There’s a bit of physics and physiology involved in a full explanation, but the short answer is: 40 metres/130 feet is the deepest you can dive without having to perform decompression stops on your way back to the surface.

How long can scuba divers stay underwater?

Based on personal experience, an average open water certified diver using a standard aluminum 80-cubic-foot tank on a 40-foot dive will be able to stay down for about 45 minutes before surfacing with a safe reserve of air.

What are the dangers of scuba diving?

Diving does entail some risk. Not to frighten you, but these risks include decompression sickness (DCS, the “bends”), arterial air embolism, and of course drowning. There are also effects of diving, such as nitrogen narcosis, that can contribute to the cause of these problems.

Why does scuba diving make you hungry?

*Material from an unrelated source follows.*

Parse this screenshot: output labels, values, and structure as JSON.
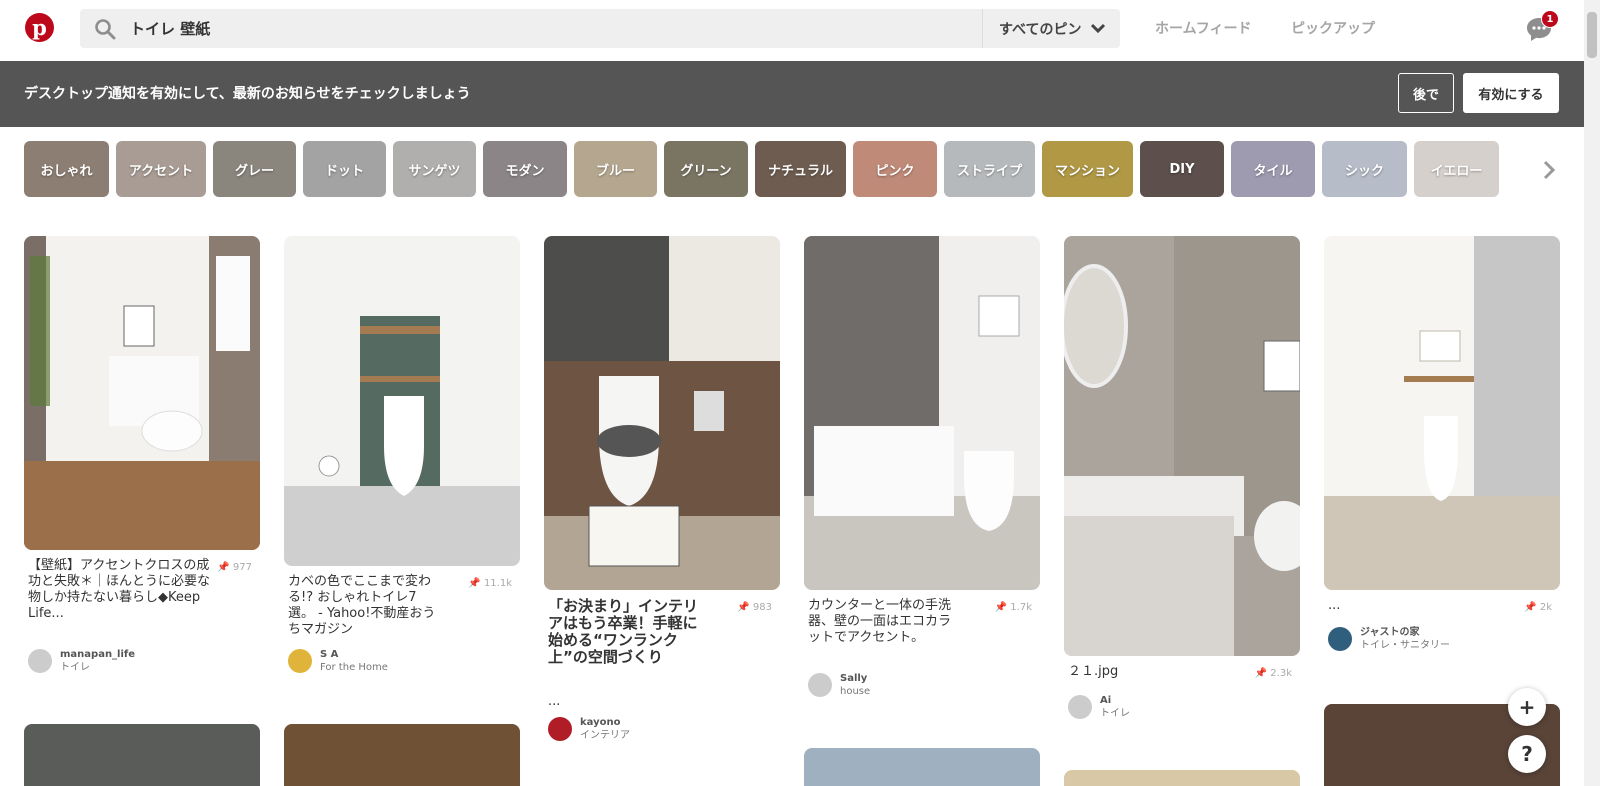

When your body does not receive enough water it gets mixed signals on hunger. Dehydration can cause you to feel hunger, when in reality your body is craving for water. … As you, the diver breathe this air into your lungs, moisture moves from your body into the air to saturate it, so again dehydrating you even more.